= Exercise details =
Find and copy each line of the data that includes "Infrastructure".

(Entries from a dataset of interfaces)
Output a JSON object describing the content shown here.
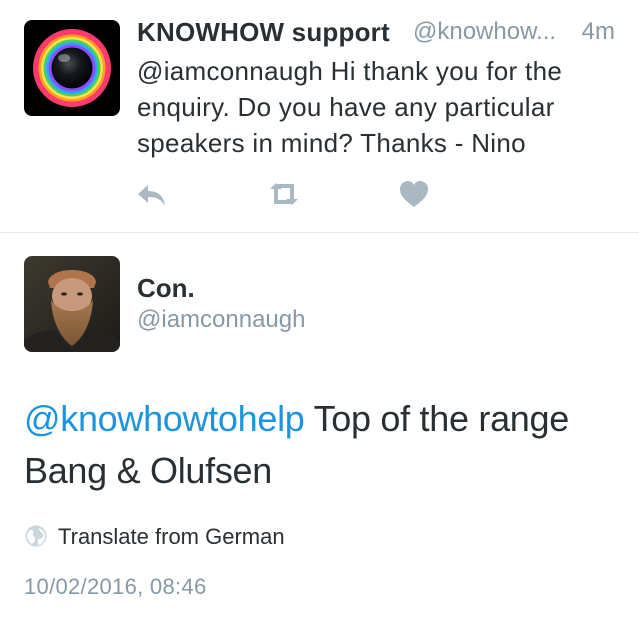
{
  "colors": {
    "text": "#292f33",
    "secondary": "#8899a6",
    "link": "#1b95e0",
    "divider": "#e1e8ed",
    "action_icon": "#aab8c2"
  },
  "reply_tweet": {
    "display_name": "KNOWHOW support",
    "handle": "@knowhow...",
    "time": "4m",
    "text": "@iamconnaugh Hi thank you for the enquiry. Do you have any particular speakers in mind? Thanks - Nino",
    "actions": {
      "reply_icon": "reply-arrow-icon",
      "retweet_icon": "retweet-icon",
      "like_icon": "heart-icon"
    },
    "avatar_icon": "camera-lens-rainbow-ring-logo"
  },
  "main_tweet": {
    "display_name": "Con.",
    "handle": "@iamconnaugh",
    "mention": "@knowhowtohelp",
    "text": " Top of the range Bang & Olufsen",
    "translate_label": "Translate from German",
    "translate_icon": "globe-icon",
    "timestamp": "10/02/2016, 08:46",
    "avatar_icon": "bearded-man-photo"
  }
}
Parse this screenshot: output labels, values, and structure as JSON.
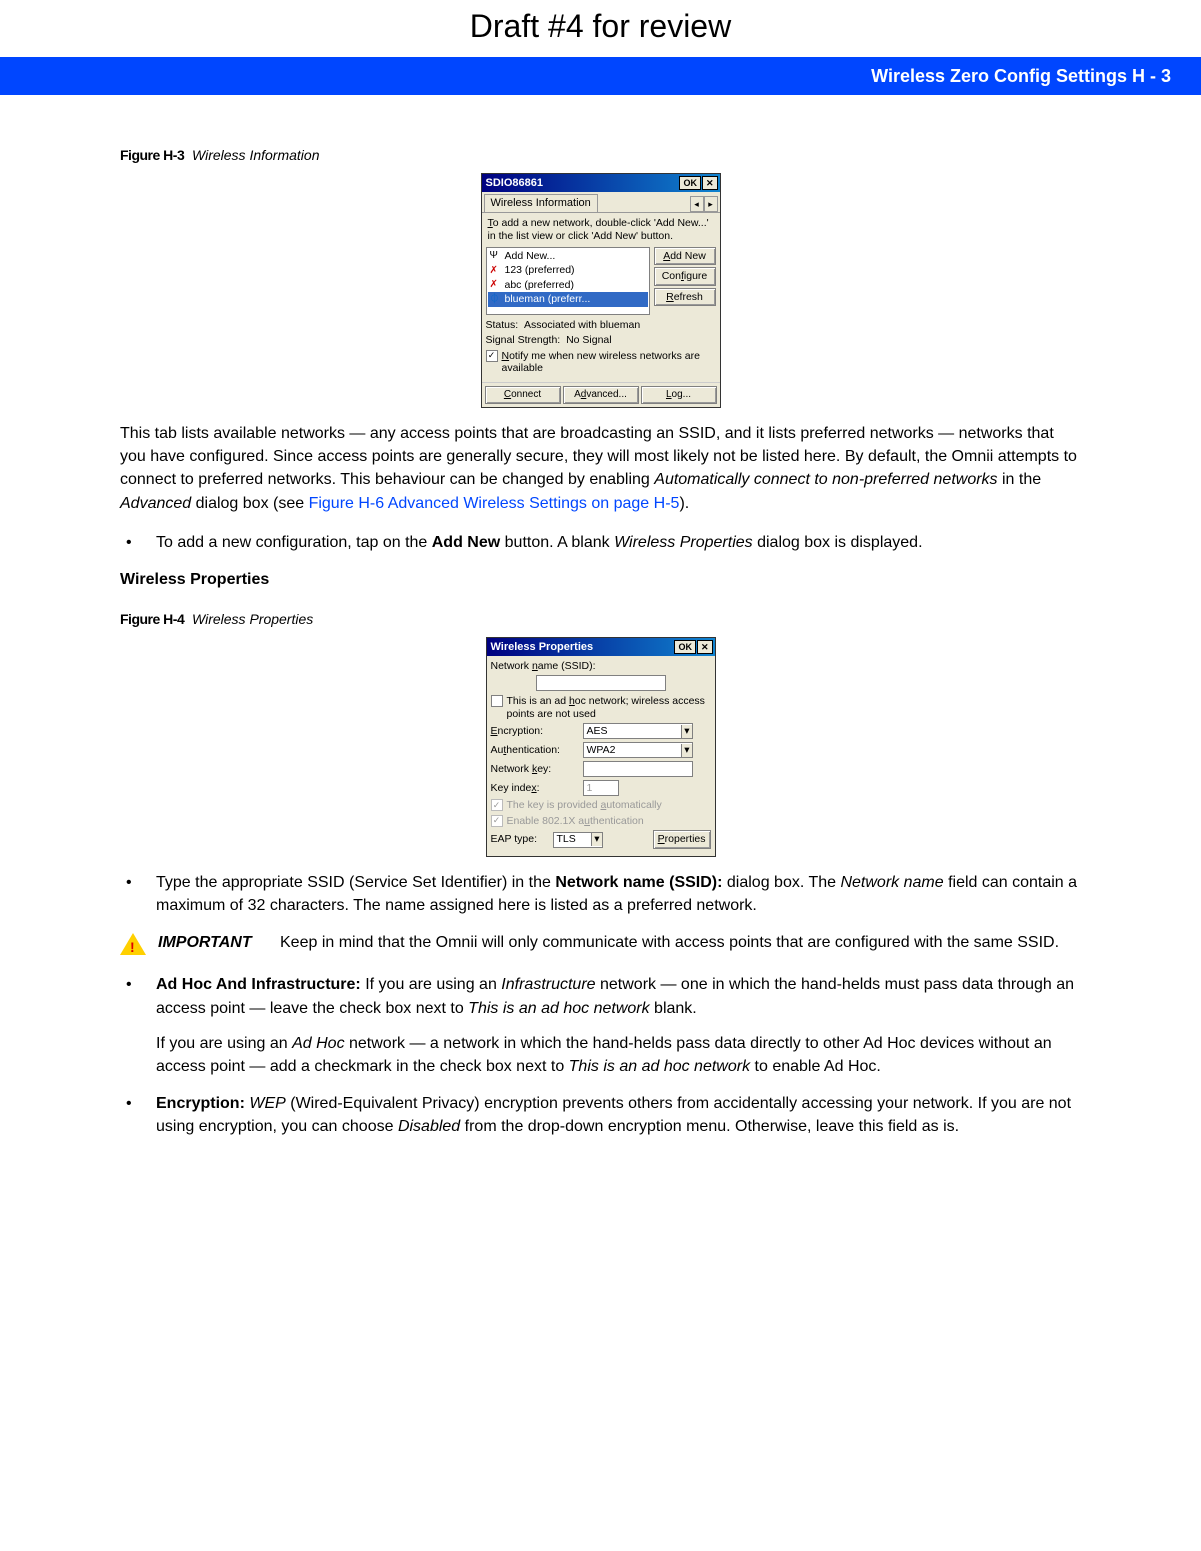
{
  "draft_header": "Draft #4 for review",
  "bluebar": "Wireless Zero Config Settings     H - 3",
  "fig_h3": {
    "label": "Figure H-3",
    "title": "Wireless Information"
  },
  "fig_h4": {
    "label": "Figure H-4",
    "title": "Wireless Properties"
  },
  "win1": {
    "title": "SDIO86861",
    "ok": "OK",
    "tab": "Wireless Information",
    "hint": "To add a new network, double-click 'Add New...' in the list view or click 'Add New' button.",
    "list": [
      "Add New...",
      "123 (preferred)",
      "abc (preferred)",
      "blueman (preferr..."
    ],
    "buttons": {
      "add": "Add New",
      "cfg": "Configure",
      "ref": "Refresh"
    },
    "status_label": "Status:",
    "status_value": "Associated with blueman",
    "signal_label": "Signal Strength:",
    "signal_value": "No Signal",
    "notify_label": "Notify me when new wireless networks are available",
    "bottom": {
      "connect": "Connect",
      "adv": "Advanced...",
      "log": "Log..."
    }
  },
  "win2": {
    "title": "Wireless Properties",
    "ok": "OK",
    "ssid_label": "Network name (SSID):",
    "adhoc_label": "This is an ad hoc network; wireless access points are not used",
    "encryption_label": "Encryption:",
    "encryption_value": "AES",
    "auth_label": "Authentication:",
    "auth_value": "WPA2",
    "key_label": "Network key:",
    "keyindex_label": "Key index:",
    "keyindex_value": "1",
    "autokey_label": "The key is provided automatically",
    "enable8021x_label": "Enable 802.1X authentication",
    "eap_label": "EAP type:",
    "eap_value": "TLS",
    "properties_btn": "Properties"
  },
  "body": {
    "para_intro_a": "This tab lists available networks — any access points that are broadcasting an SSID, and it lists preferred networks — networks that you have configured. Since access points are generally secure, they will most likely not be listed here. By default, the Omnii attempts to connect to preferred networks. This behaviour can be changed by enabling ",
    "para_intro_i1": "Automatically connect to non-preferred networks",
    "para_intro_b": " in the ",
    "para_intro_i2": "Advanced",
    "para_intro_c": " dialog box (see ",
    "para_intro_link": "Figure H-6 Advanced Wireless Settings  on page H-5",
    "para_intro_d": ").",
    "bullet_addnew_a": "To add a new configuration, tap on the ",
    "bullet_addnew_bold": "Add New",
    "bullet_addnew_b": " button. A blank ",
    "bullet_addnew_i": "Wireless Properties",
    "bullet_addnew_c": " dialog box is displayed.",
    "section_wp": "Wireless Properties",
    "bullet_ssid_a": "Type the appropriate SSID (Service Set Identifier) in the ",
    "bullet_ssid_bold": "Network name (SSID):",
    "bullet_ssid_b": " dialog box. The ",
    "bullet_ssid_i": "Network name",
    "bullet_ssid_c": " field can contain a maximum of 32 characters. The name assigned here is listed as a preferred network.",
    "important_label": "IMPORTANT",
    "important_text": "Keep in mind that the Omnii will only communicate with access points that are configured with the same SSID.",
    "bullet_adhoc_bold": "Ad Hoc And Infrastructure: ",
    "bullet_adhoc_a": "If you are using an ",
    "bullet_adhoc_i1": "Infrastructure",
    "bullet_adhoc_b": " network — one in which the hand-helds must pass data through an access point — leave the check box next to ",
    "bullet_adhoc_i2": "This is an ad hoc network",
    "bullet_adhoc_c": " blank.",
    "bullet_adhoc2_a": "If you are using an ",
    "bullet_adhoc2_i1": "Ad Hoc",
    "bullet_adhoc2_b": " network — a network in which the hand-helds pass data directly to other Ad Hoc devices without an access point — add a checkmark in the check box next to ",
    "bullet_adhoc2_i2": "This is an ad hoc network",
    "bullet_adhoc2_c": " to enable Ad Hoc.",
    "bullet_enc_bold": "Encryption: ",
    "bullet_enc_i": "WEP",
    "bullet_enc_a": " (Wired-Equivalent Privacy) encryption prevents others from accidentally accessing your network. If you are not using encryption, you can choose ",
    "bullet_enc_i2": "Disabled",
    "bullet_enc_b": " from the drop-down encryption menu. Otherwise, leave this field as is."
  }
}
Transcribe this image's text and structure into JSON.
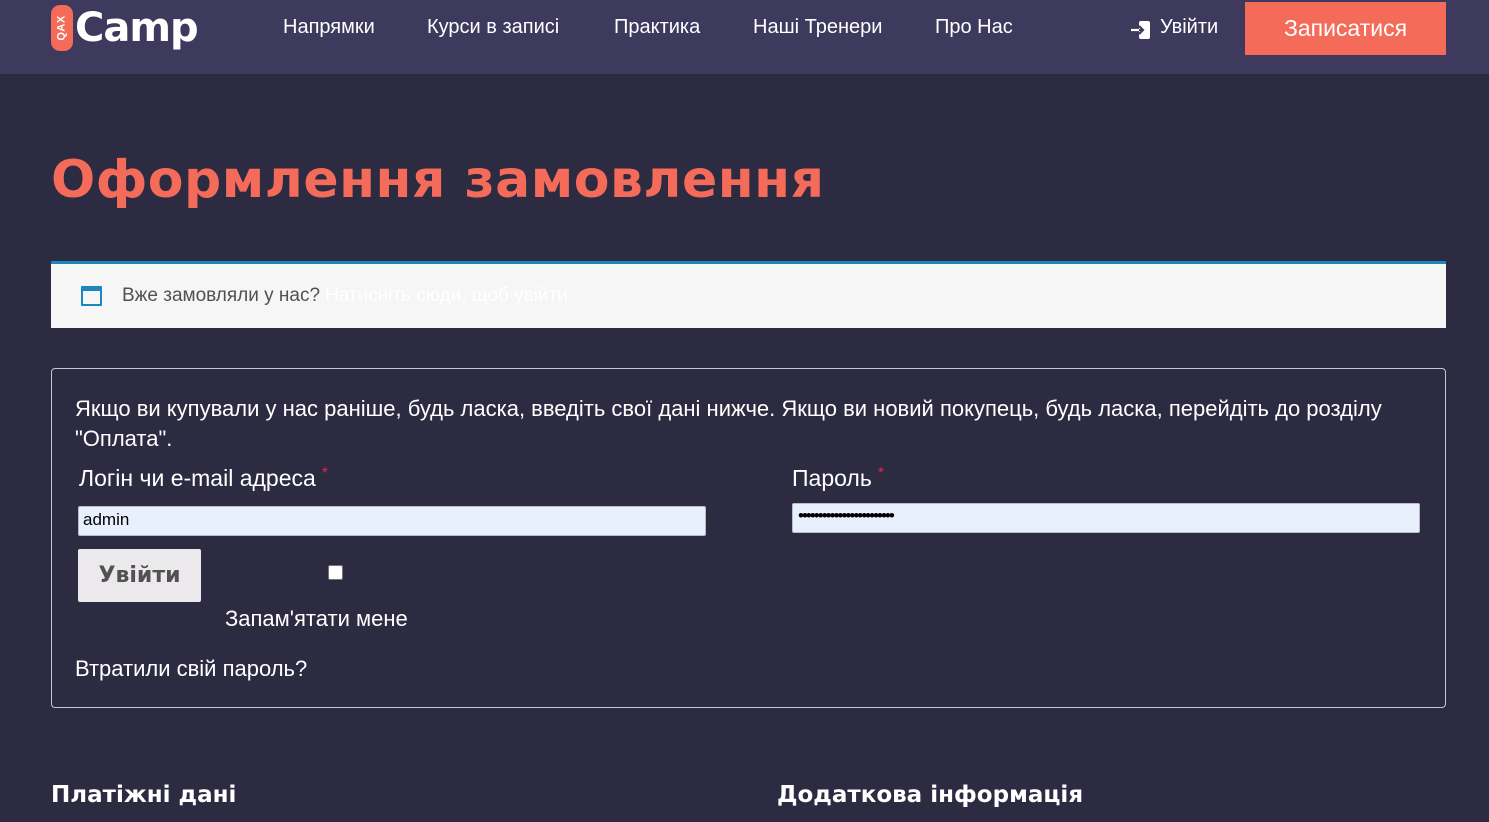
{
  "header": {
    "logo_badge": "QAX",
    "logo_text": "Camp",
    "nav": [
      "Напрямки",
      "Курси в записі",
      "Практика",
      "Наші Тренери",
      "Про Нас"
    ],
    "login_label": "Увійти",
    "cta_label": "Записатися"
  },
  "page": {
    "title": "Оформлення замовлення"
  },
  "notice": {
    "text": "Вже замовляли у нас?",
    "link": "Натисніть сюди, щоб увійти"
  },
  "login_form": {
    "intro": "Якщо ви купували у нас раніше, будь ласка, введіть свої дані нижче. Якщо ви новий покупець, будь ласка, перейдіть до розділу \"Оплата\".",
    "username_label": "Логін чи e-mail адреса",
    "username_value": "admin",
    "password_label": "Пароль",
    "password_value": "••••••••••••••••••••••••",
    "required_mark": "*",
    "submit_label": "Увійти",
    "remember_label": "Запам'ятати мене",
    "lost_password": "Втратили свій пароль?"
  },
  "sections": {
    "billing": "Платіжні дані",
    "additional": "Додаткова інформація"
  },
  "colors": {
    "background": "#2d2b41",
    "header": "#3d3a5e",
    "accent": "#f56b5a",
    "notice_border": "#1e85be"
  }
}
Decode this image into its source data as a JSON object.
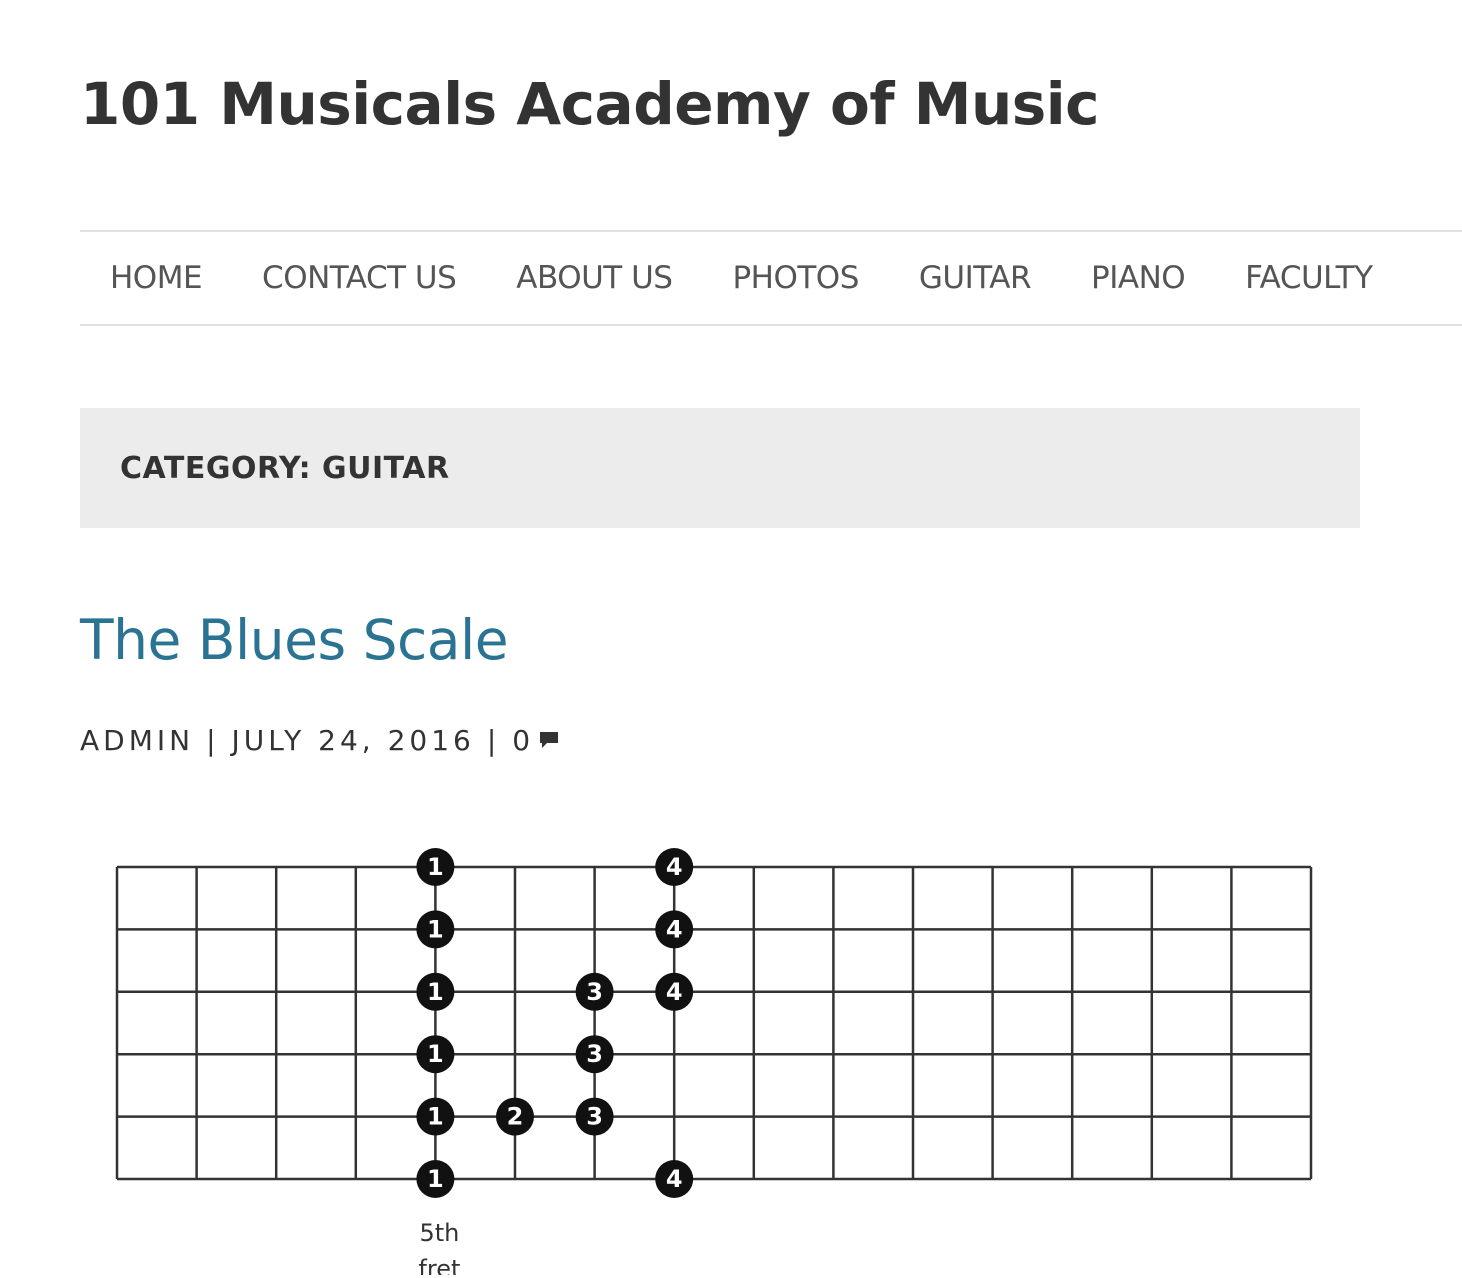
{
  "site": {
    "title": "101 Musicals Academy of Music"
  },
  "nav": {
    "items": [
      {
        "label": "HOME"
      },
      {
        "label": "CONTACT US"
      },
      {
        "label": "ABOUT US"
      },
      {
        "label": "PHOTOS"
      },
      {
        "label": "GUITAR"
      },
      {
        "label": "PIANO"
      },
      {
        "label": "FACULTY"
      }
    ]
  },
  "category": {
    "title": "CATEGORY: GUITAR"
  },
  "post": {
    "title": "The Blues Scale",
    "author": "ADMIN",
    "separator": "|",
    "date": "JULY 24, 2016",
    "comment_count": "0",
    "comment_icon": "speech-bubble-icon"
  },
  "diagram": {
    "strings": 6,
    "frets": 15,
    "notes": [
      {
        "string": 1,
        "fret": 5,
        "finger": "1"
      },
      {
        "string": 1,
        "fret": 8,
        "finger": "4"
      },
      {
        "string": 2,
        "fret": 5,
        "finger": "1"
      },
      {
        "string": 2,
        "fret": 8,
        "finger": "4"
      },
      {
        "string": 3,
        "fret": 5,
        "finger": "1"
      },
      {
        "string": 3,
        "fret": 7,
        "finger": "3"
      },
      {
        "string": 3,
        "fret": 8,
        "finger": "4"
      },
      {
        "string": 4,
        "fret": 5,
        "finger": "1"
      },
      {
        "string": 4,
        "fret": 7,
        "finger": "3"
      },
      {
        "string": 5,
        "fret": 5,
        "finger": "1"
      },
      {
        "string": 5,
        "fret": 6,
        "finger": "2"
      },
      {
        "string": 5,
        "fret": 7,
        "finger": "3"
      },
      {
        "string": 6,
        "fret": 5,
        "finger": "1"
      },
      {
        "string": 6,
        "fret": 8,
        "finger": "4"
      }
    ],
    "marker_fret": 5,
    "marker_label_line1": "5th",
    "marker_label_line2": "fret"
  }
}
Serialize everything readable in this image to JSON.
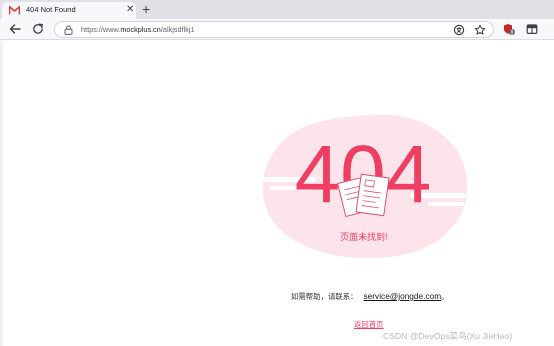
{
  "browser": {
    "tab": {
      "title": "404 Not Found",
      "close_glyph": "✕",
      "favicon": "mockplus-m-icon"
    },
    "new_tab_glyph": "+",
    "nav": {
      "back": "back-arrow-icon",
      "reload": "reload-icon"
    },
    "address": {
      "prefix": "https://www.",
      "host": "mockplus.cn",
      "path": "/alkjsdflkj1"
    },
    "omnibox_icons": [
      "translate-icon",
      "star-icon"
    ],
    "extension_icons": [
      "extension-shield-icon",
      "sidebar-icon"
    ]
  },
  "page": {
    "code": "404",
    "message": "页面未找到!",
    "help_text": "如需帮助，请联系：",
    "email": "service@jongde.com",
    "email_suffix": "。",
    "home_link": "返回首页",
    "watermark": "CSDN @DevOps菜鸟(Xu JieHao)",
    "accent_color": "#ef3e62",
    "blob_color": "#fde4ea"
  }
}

= Answer to the problem =
    "bullet_adhoc_bold": "Ad Hoc And Infrastructure: ",
    "bullet_adhoc_i1": "Infrastructure",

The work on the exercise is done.